### Instructions for the task
Your answer should repeat the entries in full, exactly as given, with no pictures.

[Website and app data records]
* * * *

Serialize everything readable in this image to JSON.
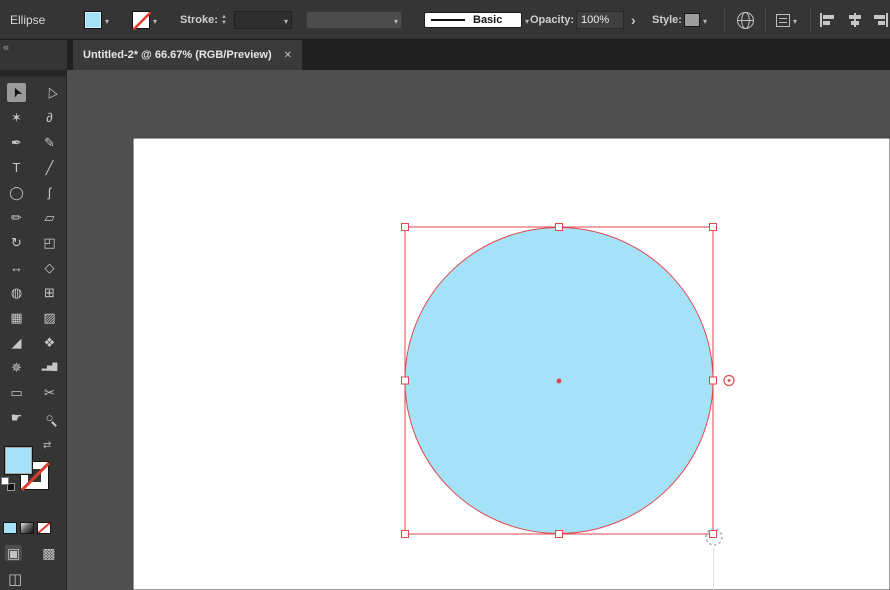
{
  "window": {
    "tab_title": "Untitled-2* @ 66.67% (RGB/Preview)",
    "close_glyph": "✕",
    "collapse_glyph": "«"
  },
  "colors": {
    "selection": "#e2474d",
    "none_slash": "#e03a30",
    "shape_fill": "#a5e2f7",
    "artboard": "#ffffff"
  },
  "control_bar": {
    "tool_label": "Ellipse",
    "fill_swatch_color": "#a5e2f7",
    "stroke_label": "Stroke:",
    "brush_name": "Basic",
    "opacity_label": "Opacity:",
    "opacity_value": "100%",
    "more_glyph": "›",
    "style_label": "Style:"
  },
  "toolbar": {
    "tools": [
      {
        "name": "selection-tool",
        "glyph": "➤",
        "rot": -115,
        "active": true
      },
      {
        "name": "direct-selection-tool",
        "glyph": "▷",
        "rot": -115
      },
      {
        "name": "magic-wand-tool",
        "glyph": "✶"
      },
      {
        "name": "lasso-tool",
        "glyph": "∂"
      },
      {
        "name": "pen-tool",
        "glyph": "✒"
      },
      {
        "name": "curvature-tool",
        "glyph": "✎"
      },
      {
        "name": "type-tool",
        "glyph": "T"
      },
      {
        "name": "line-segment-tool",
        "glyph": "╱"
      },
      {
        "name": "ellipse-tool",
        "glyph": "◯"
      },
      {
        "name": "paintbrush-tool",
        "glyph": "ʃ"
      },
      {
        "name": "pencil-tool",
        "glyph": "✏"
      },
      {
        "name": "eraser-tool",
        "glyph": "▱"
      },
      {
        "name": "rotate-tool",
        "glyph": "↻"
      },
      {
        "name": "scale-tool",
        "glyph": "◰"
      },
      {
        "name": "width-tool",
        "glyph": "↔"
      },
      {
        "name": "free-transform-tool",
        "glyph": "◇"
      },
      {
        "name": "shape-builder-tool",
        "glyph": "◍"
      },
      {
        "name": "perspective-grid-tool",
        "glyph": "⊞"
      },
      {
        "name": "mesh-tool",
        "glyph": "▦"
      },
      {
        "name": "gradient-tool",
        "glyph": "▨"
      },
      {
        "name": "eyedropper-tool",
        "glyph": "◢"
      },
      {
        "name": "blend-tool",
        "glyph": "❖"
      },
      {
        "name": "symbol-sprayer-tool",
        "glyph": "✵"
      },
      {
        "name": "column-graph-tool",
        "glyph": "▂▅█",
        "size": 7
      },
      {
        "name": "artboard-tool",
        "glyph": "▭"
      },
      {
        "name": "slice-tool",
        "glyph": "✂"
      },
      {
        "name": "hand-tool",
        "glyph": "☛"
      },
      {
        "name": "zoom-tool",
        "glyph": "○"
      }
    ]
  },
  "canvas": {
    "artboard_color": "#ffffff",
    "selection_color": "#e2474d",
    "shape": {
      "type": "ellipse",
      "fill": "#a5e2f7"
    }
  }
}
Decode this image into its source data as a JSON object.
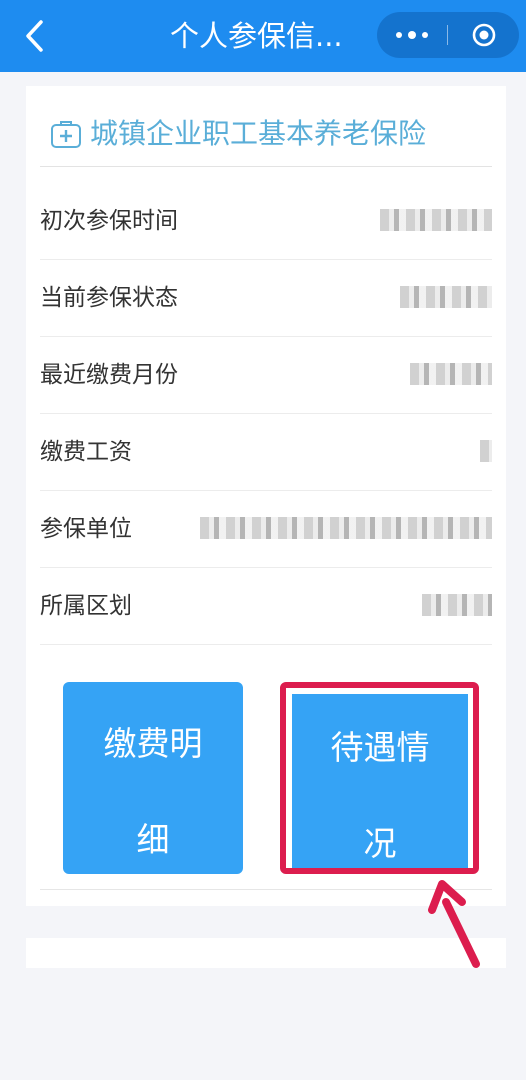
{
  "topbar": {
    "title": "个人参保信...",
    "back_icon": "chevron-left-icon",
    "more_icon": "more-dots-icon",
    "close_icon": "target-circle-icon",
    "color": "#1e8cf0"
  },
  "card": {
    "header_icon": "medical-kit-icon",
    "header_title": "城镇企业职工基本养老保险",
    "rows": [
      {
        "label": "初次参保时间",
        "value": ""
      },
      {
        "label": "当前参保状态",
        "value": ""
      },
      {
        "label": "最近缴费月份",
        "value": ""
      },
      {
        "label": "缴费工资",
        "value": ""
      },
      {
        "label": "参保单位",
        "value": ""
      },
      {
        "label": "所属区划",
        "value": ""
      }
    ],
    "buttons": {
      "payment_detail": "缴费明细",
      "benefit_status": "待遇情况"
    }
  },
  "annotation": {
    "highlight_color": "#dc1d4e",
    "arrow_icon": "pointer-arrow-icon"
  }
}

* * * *

### Exercise solution
Serialize everything readable in this image to JSON.
{
  "window": {
    "tab_title": "Untitled-2* @ 66.67% (RGB/Preview)",
    "close_glyph": "✕",
    "collapse_glyph": "«"
  },
  "colors": {
    "selection": "#e2474d",
    "none_slash": "#e03a30",
    "shape_fill": "#a5e2f7",
    "artboard": "#ffffff"
  },
  "control_bar": {
    "tool_label": "Ellipse",
    "fill_swatch_color": "#a5e2f7",
    "stroke_label": "Stroke:",
    "brush_name": "Basic",
    "opacity_label": "Opacity:",
    "opacity_value": "100%",
    "more_glyph": "›",
    "style_label": "Style:"
  },
  "toolbar": {
    "tools": [
      {
        "name": "selection-tool",
        "glyph": "➤",
        "rot": -115,
        "active": true
      },
      {
        "name": "direct-selection-tool",
        "glyph": "▷",
        "rot": -115
      },
      {
        "name": "magic-wand-tool",
        "glyph": "✶"
      },
      {
        "name": "lasso-tool",
        "glyph": "∂"
      },
      {
        "name": "pen-tool",
        "glyph": "✒"
      },
      {
        "name": "curvature-tool",
        "glyph": "✎"
      },
      {
        "name": "type-tool",
        "glyph": "T"
      },
      {
        "name": "line-segment-tool",
        "glyph": "╱"
      },
      {
        "name": "ellipse-tool",
        "glyph": "◯"
      },
      {
        "name": "paintbrush-tool",
        "glyph": "ʃ"
      },
      {
        "name": "pencil-tool",
        "glyph": "✏"
      },
      {
        "name": "eraser-tool",
        "glyph": "▱"
      },
      {
        "name": "rotate-tool",
        "glyph": "↻"
      },
      {
        "name": "scale-tool",
        "glyph": "◰"
      },
      {
        "name": "width-tool",
        "glyph": "↔"
      },
      {
        "name": "free-transform-tool",
        "glyph": "◇"
      },
      {
        "name": "shape-builder-tool",
        "glyph": "◍"
      },
      {
        "name": "perspective-grid-tool",
        "glyph": "⊞"
      },
      {
        "name": "mesh-tool",
        "glyph": "▦"
      },
      {
        "name": "gradient-tool",
        "glyph": "▨"
      },
      {
        "name": "eyedropper-tool",
        "glyph": "◢"
      },
      {
        "name": "blend-tool",
        "glyph": "❖"
      },
      {
        "name": "symbol-sprayer-tool",
        "glyph": "✵"
      },
      {
        "name": "column-graph-tool",
        "glyph": "▂▅█",
        "size": 7
      },
      {
        "name": "artboard-tool",
        "glyph": "▭"
      },
      {
        "name": "slice-tool",
        "glyph": "✂"
      },
      {
        "name": "hand-tool",
        "glyph": "☛"
      },
      {
        "name": "zoom-tool",
        "glyph": "○"
      }
    ]
  },
  "canvas": {
    "artboard_color": "#ffffff",
    "selection_color": "#e2474d",
    "shape": {
      "type": "ellipse",
      "fill": "#a5e2f7"
    }
  }
}
Decode this image into its source data as a JSON object.
{
  "topbar": {
    "title": "个人参保信...",
    "back_icon": "chevron-left-icon",
    "more_icon": "more-dots-icon",
    "close_icon": "target-circle-icon",
    "color": "#1e8cf0"
  },
  "card": {
    "header_icon": "medical-kit-icon",
    "header_title": "城镇企业职工基本养老保险",
    "rows": [
      {
        "label": "初次参保时间",
        "value": ""
      },
      {
        "label": "当前参保状态",
        "value": ""
      },
      {
        "label": "最近缴费月份",
        "value": ""
      },
      {
        "label": "缴费工资",
        "value": ""
      },
      {
        "label": "参保单位",
        "value": ""
      },
      {
        "label": "所属区划",
        "value": ""
      }
    ],
    "buttons": {
      "payment_detail": "缴费明细",
      "benefit_status": "待遇情况"
    }
  },
  "annotation": {
    "highlight_color": "#dc1d4e",
    "arrow_icon": "pointer-arrow-icon"
  }
}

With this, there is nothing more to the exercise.